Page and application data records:
====
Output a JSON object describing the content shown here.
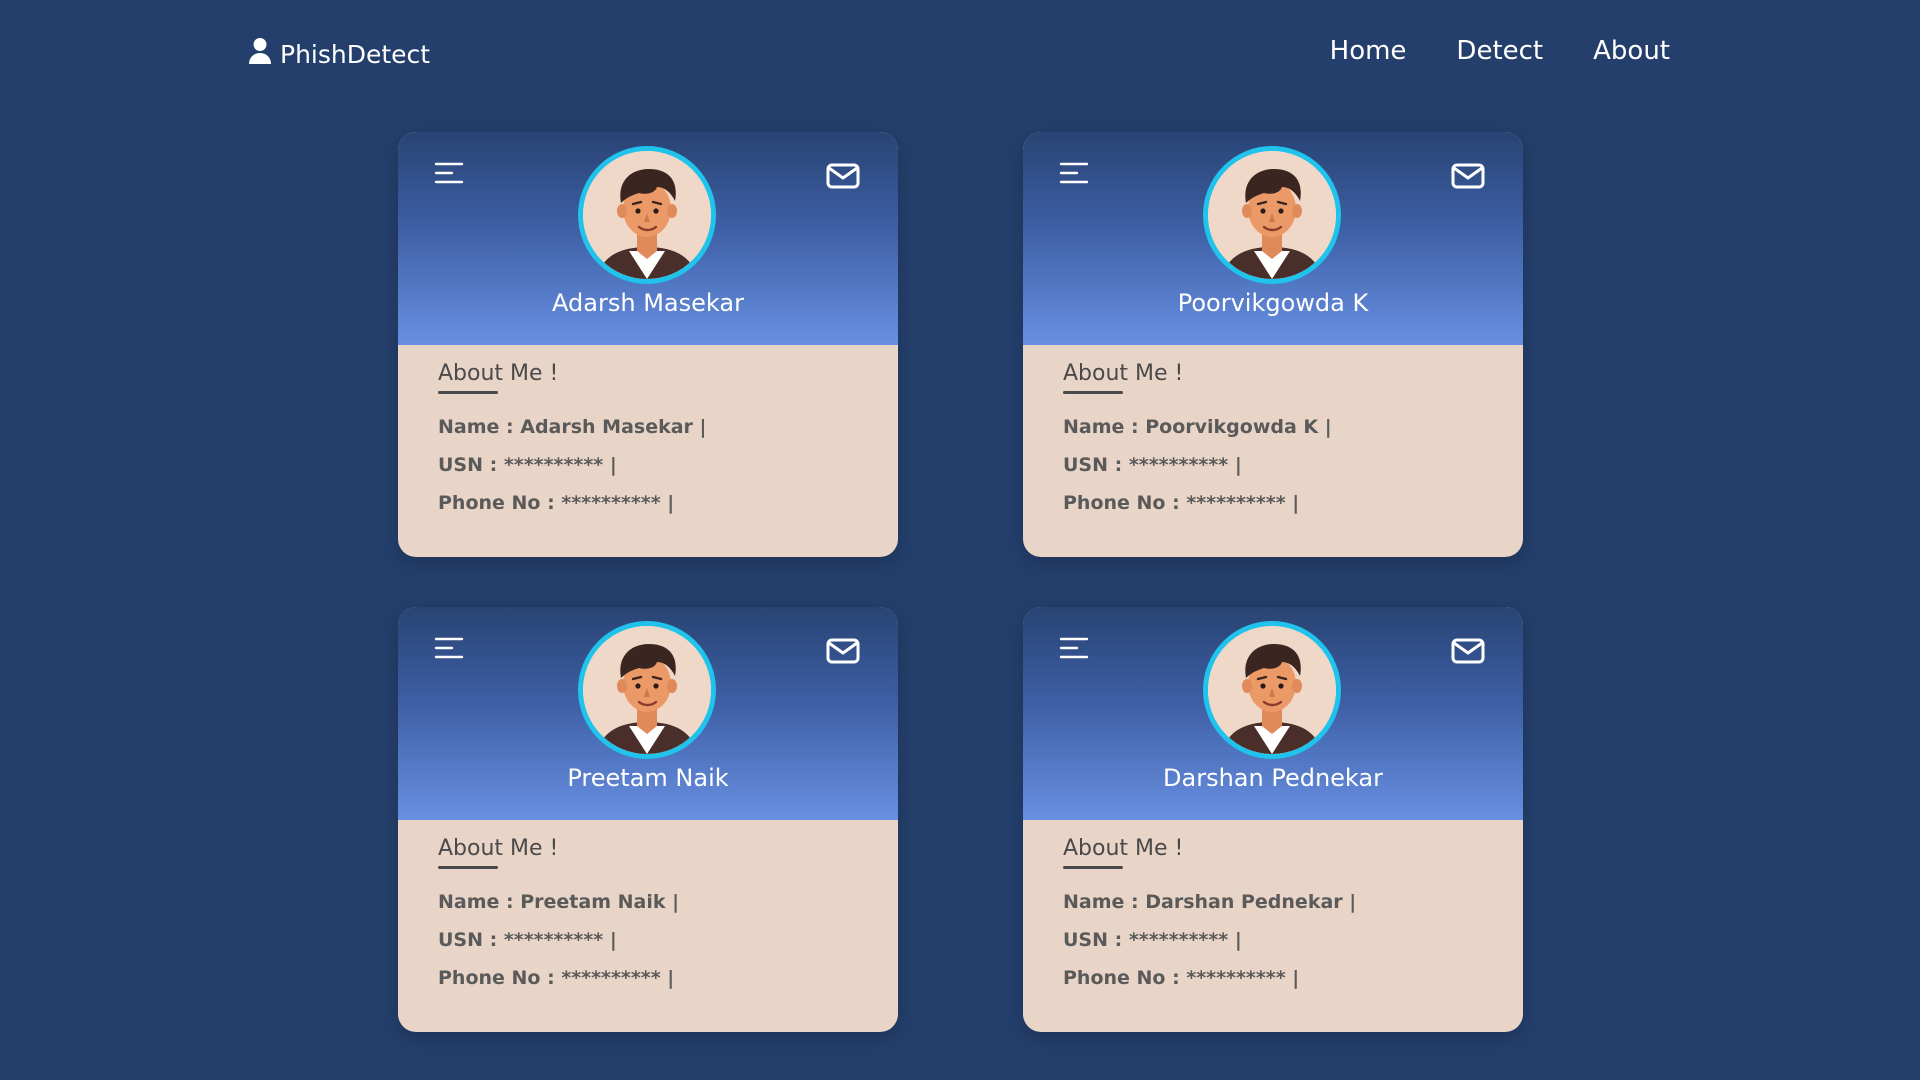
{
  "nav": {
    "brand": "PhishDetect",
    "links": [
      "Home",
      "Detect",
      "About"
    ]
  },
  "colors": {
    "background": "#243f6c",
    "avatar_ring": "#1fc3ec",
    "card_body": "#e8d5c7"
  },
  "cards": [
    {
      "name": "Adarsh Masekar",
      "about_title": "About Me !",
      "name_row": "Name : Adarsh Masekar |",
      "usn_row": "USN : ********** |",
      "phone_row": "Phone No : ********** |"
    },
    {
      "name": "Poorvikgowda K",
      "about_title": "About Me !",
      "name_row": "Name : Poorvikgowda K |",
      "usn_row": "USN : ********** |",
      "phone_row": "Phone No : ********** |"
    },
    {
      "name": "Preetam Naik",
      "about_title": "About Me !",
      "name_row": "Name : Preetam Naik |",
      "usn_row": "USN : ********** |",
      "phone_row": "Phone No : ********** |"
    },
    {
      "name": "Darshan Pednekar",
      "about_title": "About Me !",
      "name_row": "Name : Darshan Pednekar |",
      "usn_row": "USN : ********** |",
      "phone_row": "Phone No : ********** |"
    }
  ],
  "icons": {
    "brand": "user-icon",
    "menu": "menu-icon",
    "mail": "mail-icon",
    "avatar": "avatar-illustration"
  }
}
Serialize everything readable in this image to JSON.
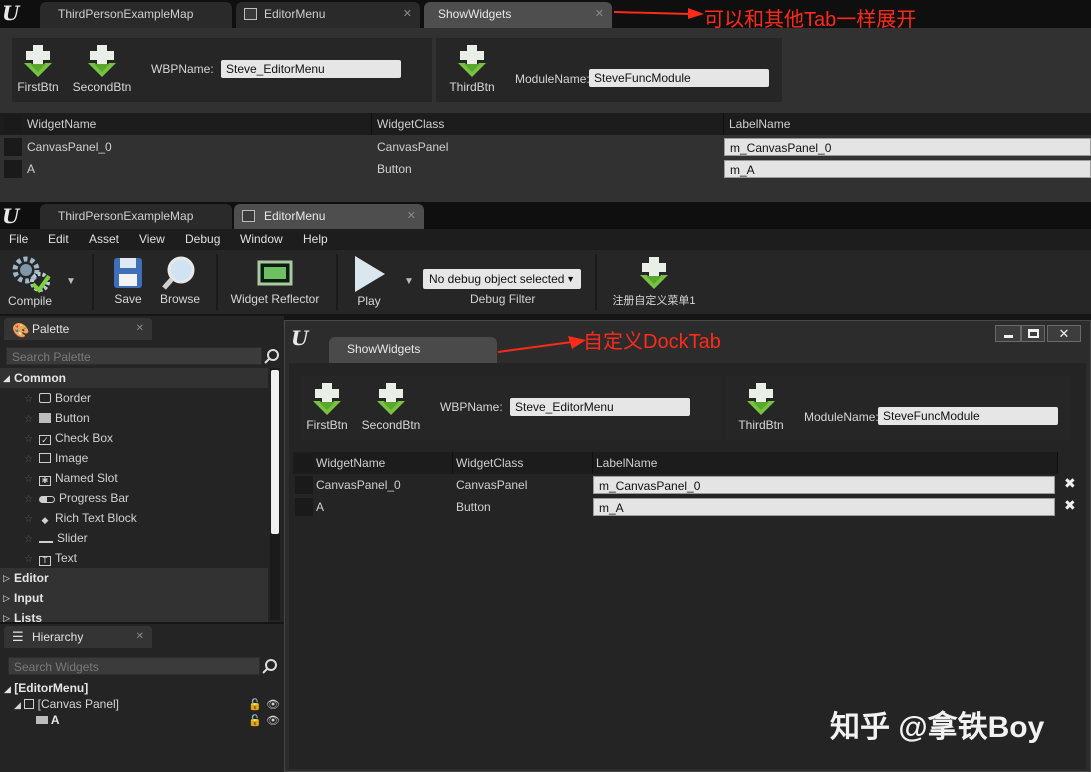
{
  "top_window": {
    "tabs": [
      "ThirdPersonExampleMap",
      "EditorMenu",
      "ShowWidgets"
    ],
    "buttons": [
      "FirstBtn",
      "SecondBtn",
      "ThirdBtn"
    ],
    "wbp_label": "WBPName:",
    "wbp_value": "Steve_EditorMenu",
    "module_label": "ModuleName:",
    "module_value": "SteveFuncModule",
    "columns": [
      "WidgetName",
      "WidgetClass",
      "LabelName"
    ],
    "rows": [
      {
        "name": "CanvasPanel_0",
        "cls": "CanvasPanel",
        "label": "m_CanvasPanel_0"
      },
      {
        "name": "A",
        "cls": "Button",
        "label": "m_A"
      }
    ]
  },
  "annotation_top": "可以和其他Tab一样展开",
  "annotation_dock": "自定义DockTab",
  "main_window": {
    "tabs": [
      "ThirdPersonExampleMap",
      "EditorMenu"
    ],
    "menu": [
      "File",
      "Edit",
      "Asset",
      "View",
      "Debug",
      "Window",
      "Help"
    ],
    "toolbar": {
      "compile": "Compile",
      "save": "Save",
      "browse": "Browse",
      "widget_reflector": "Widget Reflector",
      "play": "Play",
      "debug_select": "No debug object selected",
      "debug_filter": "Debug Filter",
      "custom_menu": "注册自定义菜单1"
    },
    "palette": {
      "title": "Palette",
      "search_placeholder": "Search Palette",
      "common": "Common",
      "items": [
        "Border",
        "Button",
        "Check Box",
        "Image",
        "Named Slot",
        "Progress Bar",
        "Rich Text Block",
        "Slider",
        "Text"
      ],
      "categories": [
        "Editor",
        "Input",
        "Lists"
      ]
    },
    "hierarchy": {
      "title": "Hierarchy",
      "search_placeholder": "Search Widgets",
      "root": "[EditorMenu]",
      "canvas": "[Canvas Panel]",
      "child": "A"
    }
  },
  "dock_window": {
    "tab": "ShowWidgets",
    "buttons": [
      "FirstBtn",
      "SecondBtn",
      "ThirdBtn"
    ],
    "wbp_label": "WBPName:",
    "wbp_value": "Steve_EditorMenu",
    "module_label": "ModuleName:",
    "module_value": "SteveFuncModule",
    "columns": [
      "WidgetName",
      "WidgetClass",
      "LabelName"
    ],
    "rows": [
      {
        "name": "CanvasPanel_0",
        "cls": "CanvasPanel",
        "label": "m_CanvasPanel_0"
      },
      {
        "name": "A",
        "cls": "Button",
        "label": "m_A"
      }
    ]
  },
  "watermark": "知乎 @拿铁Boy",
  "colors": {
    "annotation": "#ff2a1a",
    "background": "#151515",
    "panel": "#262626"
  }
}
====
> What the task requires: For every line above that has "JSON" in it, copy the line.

> Your response:
Output a JSON object describing the content shown here.
Serialize everything readable in this image to JSON.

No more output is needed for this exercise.